Earlier this week, Marta Hurtado, spokesperson of the UN Human Rights Office, called the discovery of the mass grave in British Columbia “shocking” and one which “re-opens painful wounds” in an emailed statement to JURIST. Furthermore, to meet the cornerstones of reconciliation, she urged:
The Canadian authorities, at all levels, should ensure prompt and exhaustive investigations as to the deaths of indigenous children and redouble efforts to find the whereabouts of missing children, including by searching unmarked graves.
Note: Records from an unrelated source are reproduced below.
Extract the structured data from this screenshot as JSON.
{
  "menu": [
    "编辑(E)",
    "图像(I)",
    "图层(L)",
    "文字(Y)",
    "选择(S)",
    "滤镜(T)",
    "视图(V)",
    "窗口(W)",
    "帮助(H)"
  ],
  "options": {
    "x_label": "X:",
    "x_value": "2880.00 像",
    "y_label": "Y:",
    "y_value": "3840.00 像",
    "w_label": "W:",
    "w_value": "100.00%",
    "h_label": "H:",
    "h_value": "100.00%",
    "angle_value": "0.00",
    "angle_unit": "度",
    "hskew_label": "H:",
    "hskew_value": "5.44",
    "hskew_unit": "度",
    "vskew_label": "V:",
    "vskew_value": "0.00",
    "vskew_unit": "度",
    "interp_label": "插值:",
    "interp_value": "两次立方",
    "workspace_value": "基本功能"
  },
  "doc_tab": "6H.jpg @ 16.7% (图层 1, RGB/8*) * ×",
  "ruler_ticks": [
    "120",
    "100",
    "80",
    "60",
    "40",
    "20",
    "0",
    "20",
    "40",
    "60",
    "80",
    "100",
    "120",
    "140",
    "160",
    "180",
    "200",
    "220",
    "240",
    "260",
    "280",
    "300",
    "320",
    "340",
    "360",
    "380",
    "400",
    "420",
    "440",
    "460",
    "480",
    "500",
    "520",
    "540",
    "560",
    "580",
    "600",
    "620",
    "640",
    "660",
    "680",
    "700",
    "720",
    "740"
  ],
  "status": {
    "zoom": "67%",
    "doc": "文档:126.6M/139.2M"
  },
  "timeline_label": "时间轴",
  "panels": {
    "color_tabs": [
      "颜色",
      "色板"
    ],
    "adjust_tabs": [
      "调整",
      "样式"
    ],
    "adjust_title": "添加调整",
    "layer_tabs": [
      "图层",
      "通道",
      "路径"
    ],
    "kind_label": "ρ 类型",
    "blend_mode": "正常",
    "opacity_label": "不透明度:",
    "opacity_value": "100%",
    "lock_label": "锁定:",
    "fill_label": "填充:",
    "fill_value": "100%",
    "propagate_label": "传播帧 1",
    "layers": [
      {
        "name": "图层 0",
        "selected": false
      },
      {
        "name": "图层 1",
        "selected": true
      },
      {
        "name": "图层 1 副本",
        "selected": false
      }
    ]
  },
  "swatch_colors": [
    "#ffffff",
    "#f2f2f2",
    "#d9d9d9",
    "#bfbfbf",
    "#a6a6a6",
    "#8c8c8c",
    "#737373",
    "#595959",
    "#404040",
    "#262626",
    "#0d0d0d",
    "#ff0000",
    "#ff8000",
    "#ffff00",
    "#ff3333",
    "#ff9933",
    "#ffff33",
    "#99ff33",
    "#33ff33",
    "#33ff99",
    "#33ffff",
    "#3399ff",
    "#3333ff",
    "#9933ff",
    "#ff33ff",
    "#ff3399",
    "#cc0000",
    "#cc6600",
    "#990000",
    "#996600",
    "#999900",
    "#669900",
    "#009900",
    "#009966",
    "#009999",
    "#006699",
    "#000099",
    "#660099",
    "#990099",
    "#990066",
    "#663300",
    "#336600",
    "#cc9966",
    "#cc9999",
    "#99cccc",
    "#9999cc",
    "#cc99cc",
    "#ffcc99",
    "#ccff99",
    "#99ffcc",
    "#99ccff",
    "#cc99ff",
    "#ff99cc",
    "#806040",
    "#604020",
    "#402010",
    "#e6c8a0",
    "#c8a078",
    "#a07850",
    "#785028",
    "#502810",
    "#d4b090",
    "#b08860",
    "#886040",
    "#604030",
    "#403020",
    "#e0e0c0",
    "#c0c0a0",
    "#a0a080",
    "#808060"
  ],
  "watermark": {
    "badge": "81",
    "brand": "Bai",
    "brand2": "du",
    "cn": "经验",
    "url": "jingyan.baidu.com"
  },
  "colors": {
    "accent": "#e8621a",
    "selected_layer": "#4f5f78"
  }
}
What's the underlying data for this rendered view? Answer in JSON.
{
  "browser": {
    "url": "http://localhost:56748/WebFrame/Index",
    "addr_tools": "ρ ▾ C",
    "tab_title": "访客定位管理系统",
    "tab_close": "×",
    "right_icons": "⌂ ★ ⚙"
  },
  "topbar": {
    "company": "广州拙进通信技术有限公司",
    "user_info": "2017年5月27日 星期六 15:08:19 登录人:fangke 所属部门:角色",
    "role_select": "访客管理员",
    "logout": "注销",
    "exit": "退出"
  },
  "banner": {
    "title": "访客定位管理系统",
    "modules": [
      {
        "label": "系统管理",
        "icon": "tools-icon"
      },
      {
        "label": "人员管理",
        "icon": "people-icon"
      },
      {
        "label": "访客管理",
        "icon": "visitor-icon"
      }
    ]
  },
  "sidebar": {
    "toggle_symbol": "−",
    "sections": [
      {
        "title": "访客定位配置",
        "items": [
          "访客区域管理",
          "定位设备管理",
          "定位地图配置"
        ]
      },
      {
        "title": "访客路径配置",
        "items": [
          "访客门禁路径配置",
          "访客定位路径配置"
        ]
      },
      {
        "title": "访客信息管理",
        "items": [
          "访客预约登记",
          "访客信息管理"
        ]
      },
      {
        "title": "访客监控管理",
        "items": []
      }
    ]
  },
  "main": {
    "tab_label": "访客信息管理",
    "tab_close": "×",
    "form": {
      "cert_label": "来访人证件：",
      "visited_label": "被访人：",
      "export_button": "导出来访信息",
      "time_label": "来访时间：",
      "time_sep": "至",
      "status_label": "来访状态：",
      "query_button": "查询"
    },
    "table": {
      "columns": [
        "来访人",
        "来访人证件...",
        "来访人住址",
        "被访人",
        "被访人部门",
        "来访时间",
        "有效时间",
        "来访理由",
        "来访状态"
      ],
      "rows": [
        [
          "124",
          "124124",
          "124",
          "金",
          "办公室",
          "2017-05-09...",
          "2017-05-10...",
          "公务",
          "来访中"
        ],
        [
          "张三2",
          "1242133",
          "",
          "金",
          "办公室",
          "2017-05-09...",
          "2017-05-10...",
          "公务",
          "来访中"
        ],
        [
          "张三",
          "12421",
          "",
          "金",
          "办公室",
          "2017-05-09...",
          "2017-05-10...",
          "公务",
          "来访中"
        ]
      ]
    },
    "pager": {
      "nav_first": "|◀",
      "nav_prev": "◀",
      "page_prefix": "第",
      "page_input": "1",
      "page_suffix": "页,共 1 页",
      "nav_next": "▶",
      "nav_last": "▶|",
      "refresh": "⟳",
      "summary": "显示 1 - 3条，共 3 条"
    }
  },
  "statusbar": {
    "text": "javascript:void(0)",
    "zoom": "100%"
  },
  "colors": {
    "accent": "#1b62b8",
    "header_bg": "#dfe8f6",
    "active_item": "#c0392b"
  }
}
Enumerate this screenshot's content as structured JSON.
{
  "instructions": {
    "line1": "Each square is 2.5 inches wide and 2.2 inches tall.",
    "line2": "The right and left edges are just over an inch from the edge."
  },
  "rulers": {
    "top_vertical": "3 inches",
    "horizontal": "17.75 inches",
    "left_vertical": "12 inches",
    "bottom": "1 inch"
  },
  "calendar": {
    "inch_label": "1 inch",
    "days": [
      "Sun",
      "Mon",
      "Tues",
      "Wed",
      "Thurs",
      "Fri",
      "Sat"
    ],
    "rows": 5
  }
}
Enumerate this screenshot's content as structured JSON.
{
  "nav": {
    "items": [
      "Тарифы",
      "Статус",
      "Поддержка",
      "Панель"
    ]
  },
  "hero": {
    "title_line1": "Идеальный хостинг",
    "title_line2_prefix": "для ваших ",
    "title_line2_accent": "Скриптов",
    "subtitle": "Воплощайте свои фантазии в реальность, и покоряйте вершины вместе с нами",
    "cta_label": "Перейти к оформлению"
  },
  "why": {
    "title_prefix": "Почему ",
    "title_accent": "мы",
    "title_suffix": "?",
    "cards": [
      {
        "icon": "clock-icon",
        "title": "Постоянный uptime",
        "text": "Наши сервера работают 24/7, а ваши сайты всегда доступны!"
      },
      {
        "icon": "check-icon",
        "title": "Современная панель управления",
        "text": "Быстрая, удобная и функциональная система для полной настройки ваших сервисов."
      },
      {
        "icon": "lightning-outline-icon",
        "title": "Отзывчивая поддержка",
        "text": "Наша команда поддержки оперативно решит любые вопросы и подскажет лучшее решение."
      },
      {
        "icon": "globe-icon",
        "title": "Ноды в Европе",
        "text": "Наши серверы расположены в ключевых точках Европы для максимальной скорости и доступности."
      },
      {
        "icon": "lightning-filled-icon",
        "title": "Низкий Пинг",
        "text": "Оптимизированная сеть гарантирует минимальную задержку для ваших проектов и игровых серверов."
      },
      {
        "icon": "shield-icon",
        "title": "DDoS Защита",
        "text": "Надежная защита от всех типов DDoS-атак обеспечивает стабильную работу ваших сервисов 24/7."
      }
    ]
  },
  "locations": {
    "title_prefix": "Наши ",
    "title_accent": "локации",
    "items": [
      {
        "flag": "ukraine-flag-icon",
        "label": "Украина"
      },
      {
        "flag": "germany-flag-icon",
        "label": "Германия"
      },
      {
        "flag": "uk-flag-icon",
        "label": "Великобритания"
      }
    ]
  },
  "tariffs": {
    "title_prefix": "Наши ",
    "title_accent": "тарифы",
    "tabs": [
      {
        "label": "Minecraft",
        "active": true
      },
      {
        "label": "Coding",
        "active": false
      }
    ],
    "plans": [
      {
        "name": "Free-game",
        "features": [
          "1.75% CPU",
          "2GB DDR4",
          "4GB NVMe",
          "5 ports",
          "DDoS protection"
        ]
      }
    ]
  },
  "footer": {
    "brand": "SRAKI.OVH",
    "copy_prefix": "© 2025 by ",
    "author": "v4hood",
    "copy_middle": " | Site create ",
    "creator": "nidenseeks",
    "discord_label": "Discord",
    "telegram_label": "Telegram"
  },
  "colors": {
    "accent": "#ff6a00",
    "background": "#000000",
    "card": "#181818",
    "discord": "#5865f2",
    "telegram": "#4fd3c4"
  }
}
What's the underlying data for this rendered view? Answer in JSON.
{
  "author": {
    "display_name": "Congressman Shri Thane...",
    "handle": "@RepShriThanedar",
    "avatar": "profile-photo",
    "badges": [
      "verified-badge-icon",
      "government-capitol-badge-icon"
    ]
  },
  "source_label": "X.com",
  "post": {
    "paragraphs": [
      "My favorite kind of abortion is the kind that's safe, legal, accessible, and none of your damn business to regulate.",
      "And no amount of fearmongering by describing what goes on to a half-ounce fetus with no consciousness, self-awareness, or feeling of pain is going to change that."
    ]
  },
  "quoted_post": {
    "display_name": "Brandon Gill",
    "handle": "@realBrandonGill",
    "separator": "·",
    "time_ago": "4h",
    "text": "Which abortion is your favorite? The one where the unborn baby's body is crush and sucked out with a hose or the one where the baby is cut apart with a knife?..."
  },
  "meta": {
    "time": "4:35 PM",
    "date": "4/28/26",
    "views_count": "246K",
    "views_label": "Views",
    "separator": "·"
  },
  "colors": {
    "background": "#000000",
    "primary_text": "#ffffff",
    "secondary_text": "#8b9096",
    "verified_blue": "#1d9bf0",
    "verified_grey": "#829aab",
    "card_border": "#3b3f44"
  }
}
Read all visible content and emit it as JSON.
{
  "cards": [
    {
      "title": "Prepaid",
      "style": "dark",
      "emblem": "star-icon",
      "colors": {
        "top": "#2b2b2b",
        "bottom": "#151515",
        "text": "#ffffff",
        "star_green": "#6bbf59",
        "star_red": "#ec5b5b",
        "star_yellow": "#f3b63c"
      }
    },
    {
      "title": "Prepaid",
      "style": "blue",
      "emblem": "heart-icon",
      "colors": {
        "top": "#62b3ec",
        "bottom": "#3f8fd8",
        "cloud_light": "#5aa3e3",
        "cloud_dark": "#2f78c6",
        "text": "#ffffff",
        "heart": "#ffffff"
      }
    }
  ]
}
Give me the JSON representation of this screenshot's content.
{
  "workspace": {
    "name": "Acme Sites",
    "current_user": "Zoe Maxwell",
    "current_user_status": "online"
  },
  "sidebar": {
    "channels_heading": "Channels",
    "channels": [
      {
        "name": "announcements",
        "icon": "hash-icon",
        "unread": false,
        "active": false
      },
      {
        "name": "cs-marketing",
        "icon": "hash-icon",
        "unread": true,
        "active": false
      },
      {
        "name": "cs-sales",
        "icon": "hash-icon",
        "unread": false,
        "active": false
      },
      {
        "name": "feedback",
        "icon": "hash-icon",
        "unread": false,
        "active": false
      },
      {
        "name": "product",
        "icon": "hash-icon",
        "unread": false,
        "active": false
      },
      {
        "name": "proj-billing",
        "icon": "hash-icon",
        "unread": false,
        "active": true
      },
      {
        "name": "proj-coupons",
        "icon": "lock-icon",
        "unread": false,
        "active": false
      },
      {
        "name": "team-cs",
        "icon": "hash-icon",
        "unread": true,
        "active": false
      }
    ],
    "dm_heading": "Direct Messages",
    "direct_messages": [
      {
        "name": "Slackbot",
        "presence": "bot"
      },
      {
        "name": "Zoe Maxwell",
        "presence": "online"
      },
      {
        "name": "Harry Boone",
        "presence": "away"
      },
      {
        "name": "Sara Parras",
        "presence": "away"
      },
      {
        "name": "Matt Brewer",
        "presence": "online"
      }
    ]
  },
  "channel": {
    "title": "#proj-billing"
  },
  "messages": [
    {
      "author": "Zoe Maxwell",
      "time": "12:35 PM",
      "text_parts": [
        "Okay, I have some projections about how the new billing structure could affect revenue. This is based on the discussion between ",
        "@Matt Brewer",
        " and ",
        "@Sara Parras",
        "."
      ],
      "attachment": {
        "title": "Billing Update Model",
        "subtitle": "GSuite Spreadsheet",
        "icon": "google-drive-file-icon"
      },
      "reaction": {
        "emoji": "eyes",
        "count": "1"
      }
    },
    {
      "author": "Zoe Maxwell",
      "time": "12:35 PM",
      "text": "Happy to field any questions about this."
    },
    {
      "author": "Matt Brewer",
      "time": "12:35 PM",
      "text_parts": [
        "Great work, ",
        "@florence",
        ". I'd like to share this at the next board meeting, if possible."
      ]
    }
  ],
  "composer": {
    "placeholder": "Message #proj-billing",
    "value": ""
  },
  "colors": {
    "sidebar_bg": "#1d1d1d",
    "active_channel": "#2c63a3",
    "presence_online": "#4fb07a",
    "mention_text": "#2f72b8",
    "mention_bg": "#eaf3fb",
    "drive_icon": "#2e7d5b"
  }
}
Families and indigenous communities need to be able to access records relating to their missing or deceased family members.
The UN experts added to the statement, stating: “Large scale human rights violations have been committed against children belonging to indigenous communities, it is inconceivable that Canada and the Holy See would leave such heinous crimes unaccounted for and without full redress.” While being in contact with Canada and the Holy See, the experts also called on the Canadian government to fully implement the 2015 Report of the Truth and Reconciliation Commission’s (TRC) recommendations.
Upon the announced discovery concerning Kamloops Indian Residential School on May 27, the Ministers of Crown-Indigenous Relations and Indigenous Services stated:
Yesterday’s news of the discovery of 215 bodies found in the area around the Kamloops Indian Residential School is once again a reminder of the harms families and Survivors have suffered and continue to suffer. We are profoundly saddened by this discovery and our thoughts are with Tk’emlúps te Secwépemc First Nation, as well as with all Indigenous communities across Canada.
An additional statement by the Minister of Crown-Indigenous Relations reiterated Canada’s commitment to the work of the TRC and implementing its Calls to Action with $27 million allocated in funding, some of which will be used to establish the registries for deaths, burials and cemeteries.
The Tk’emlups te Secwepemc First Nation announced this discovery by using the ground-penetrating radar, with a more thorough report on the findings being expected later this month. An estimated 4,100 students have died in residential schools around the country, and thus, more unmarked graves are expected to be located in the future.